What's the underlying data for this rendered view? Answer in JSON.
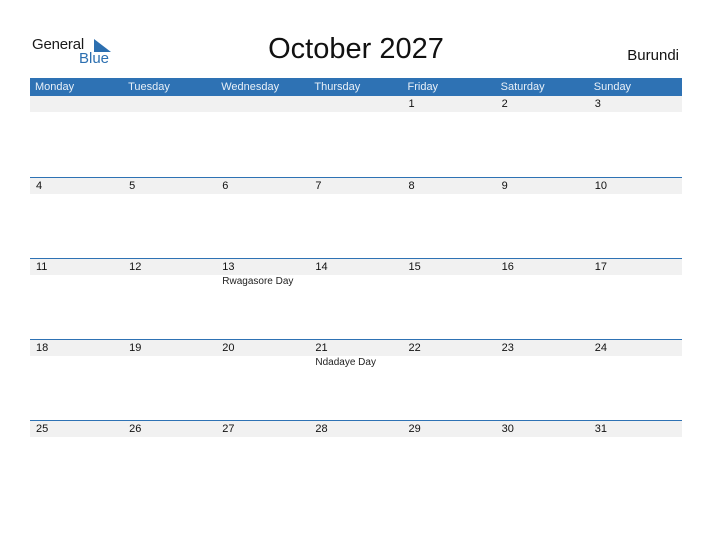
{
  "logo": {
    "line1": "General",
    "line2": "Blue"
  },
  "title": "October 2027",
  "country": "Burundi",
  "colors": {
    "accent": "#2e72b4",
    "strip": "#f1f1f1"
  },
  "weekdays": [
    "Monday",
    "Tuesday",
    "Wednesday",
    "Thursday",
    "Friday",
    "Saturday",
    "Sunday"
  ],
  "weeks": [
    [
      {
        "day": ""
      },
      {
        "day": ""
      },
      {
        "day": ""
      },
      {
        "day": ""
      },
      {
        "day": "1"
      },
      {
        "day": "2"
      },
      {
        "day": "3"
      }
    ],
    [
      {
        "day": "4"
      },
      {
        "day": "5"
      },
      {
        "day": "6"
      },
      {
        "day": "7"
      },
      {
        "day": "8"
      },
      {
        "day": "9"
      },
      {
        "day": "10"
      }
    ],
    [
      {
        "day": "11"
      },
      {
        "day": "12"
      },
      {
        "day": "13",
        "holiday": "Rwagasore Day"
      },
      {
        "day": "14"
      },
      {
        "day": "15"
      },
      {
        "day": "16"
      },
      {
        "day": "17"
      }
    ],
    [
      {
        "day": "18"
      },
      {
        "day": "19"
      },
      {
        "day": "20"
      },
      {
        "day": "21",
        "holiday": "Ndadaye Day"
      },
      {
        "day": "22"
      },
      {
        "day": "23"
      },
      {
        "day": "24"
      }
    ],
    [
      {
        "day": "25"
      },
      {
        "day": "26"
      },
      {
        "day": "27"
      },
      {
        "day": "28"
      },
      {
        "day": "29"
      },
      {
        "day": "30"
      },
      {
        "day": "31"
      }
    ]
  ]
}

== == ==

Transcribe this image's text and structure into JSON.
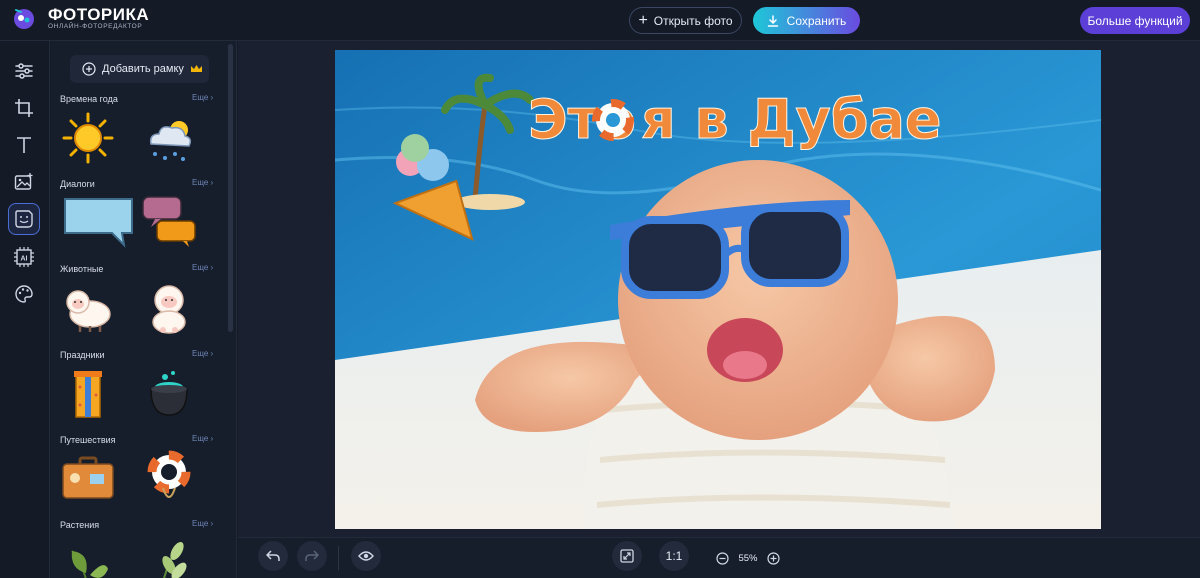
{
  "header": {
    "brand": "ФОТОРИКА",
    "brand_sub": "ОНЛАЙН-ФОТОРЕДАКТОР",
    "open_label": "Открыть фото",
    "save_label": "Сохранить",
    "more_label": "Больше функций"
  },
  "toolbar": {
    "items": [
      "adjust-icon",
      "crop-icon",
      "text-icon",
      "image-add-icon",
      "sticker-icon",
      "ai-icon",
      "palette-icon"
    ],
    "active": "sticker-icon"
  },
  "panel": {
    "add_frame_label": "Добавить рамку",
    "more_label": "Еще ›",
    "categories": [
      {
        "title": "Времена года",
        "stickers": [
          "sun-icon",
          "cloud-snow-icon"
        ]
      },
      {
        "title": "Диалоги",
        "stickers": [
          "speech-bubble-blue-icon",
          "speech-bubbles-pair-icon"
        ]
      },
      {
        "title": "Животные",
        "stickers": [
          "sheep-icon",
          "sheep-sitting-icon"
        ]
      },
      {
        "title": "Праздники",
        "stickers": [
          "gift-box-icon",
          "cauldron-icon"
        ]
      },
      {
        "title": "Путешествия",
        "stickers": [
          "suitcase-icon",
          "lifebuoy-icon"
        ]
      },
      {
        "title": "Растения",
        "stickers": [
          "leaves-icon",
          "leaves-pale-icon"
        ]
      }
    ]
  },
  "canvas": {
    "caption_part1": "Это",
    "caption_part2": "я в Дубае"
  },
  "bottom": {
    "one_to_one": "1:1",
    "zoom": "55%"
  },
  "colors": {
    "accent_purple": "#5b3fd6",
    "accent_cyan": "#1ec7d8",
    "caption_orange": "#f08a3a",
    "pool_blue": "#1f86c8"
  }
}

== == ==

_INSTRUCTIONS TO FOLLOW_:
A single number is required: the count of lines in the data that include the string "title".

_RESPONSE FOR THIS EXERCISE_:
7